Gradually, it becomes clear that Ximei leads an oppressed existence. Like Ai, she’s stalked by the government at every corner, which only pushes her to complain louder, as she petitions the government for more affordable treatment and complains about the physical efforts she must invest in receiving it. She constantly talks through the ramifications of her actions with a genial resolve, much as Ai does in the documentaries about him. “They can’t find a way to control me because there is none!” she says with her ever-present smile.
While not a prominent artist, she takes a like-minded stand for the prospects of publicizing her plight. At the Center for Disease Control, officials attempt to block the camera following her. “I like it,” she insists, which prompts a thinly veiled threat: “What if you’re ostracized?”
That two-way dialogue between official and citizen complicates the equation by humanizing the people responsible for Ximei’s challenges. While Ai talks about the government’s impact on him as if it were an invisible menace, in “Stay Home!” Ai finds a human element in the authorities through a jovial middleman who’s tasked with tracking Ximei’s every move. He insists it’s a more complicated picture. “The government isn’t impotent,” he says, claiming that his job is to present Ximei’s needs to the authorities so they can provide for her. Ximei openly ribs her overseer for his ineffectual role in her life. “Film it!” she blurts out after teasing him for the camera. “It’s the government’s image.”
That assertion results in a more sophisticated portrait than anything visible from Ai’s privilege spot in his studio, the main set piece for both “Never Sorry” and “The Fake Case.” Ximei’s rambunctiousness also leads her pontificate on how new generations will deal with the same challenges, echoing Ai’s thoughts in “The Fake Case” about the burgeoning resistance to bureaucratic control among children of the eighties. In “Stay Home!,” it’s as if he’s speaking through her — the ultimate illustration of Ai’s activism come to life.
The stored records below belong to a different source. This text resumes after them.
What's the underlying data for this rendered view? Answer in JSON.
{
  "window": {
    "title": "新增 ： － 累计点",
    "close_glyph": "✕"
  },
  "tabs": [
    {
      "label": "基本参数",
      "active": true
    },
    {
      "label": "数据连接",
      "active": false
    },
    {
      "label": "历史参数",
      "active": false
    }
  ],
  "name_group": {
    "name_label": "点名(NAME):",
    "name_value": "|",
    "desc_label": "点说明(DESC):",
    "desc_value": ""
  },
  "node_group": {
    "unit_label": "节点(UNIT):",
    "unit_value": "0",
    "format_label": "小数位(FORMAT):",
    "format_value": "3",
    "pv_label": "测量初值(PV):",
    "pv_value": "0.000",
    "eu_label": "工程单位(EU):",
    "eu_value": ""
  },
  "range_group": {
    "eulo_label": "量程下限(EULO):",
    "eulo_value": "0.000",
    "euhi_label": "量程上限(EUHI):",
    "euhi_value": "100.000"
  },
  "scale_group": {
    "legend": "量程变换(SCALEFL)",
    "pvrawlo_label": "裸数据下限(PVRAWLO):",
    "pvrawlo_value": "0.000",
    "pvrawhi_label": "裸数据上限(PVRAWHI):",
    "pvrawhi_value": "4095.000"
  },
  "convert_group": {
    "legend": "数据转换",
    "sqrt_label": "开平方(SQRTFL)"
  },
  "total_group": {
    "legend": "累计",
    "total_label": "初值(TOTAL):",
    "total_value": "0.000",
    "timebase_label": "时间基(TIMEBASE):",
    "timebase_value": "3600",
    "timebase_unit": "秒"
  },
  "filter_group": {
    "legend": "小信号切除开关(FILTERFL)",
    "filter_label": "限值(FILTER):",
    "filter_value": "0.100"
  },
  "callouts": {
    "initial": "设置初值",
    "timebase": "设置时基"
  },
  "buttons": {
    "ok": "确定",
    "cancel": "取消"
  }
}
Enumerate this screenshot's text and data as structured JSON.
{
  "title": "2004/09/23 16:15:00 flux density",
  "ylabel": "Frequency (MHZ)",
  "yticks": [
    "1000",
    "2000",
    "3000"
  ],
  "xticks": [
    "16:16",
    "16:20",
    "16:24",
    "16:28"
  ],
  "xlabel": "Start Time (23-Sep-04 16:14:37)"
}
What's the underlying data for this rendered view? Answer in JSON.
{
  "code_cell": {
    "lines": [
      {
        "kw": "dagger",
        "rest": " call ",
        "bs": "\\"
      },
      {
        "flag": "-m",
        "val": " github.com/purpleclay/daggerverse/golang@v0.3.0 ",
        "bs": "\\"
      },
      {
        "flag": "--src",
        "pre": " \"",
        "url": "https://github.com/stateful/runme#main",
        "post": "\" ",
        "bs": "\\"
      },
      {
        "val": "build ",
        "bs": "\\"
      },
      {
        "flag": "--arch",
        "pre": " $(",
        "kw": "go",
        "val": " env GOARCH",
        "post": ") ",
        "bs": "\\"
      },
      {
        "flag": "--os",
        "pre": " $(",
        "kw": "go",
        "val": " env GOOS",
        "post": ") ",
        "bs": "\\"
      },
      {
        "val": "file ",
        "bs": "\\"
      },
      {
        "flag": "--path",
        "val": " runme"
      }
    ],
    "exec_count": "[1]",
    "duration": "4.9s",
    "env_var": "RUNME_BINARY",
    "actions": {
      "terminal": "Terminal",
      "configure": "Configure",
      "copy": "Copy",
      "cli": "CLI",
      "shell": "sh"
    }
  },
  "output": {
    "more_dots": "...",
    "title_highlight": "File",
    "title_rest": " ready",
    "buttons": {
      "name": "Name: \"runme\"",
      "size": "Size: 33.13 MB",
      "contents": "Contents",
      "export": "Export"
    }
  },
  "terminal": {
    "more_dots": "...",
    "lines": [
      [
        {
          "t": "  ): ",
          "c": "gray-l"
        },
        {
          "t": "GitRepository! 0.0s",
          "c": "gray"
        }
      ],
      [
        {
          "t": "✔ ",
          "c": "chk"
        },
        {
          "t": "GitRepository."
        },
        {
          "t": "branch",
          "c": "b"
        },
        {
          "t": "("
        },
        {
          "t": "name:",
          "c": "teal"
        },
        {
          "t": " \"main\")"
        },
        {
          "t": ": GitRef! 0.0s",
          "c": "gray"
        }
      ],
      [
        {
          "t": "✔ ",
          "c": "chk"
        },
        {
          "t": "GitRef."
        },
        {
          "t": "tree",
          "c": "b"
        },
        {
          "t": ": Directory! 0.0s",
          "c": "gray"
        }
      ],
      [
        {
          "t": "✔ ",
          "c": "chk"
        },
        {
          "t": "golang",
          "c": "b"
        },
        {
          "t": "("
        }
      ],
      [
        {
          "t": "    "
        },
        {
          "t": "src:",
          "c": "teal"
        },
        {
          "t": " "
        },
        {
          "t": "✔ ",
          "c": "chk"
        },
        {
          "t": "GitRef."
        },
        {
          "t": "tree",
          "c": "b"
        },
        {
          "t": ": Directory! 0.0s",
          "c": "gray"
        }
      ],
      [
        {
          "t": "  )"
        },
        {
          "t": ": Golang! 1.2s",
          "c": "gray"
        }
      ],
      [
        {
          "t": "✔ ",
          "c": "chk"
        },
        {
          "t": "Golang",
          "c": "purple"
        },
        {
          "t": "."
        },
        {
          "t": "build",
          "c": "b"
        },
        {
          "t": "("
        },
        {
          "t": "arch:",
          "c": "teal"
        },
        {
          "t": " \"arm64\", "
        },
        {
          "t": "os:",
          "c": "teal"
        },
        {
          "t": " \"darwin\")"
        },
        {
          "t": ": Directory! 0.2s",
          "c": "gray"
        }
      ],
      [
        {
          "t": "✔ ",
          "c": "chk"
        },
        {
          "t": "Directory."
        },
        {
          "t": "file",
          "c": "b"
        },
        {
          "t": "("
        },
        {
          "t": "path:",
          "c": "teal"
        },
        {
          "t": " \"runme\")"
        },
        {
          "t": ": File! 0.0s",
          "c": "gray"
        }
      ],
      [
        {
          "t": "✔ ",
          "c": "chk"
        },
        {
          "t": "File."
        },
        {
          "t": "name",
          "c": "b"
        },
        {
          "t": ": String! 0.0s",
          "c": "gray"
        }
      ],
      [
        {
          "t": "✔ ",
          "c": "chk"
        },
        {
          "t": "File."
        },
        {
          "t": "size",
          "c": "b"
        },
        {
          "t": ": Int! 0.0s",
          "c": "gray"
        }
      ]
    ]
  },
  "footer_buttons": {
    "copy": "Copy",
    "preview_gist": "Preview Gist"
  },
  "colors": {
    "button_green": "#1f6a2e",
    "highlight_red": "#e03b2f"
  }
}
Both “The Fake Case” and “Stay Home!” end in song, though “The Fake Case” uses music to further the spectacle of its subject and Ai applies the device as a means of digging deeper into the life of his character. “The Fake Case” concludes with the absurdist image of Ai taking a shower (a visual he offers up to a needy reporter eager to land an exclusive interview) set to a brassy version of “You Know How I Feel.” In the climactic moments of “Stay Home!,” Ai tracks his subject as she wanders through a lush forest, while the sounds of her Christian friends chanting a prayer for her survival underscores the tension between her state of isolation and the thread of hope that keeps her going.
It’s a remarkable juxtaposition with the way documentarians tend to frame Ai: While the conclusion of “The Fake Case” embodies the playful quality of Ai’s approach to his conundrum, the artist’s depiction of a far more troubled victim of the system has a delicacy that shrewdly embodies the paradoxes of contemporary Chinese society. As much as Ai makes an enticing figure of individual revolt against institutional persecution, he’s even better at finding it elsewhere.
“Ai Weiwei: The Fake Case”: B
“Stay Home!”: A-
HOW WILL THEY PLAY? “The Fake Case” should land a fair amount of festival play due to Ai’s elevated profile, but the recent release of “Never Sorry” may keep it from receiving a similarly major theatrical release, though it could find a welcome home in digital markets and television. “Stay Home!” faces a harder time gaining exposure, only poised to receive further attention if the wider documentary festival circuit makes an effort to keep it out there.